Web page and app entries
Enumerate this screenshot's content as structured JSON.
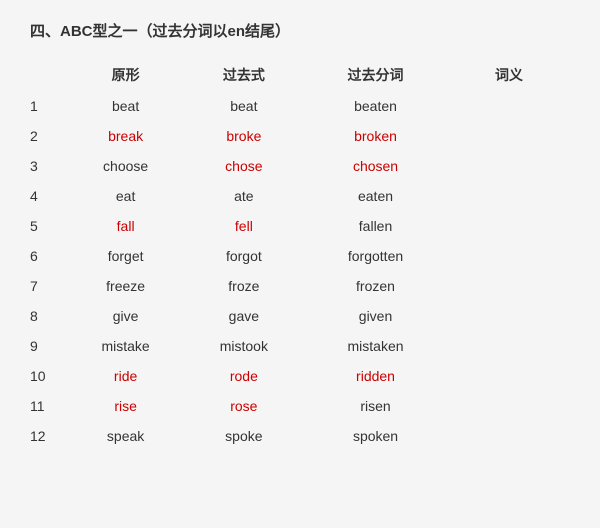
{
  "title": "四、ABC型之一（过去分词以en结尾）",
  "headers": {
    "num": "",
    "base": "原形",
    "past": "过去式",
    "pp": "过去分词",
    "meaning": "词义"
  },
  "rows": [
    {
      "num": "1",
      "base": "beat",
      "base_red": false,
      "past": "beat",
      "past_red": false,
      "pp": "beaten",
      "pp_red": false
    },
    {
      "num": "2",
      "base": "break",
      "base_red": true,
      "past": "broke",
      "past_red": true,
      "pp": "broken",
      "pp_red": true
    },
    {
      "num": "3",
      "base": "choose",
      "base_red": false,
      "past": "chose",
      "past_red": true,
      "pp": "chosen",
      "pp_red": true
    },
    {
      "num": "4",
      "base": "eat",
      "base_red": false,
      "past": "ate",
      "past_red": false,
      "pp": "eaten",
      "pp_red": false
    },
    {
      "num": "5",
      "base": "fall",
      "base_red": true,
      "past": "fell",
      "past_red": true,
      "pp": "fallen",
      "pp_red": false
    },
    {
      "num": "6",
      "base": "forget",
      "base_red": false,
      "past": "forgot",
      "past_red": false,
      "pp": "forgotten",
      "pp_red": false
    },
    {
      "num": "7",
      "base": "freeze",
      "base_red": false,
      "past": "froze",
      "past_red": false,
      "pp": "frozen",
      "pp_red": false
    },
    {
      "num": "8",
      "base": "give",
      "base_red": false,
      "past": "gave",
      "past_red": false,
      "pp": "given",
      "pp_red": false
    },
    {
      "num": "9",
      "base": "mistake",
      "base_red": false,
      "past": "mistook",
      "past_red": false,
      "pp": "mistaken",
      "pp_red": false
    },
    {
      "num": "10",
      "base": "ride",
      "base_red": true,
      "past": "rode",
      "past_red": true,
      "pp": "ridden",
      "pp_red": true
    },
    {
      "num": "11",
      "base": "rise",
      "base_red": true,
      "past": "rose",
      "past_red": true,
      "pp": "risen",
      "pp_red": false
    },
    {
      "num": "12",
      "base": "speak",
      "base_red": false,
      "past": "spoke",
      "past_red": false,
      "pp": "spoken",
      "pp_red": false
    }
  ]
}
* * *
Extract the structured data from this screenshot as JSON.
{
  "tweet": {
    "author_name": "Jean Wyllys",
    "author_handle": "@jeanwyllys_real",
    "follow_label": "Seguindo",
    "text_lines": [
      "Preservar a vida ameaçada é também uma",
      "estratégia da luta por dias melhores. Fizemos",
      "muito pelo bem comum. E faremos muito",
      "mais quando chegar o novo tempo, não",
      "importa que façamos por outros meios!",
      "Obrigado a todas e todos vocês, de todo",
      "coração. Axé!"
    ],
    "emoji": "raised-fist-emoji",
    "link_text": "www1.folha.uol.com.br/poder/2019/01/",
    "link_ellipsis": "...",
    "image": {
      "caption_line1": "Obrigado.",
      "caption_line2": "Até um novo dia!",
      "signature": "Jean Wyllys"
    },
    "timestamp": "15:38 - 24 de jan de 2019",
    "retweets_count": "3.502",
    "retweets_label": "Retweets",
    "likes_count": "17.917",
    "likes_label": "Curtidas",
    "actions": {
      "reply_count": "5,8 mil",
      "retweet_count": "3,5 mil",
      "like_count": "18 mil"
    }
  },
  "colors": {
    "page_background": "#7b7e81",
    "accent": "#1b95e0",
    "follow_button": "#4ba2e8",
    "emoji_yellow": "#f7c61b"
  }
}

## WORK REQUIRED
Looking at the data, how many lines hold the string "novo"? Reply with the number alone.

## ANSWER FOR THIS EXERCISE
2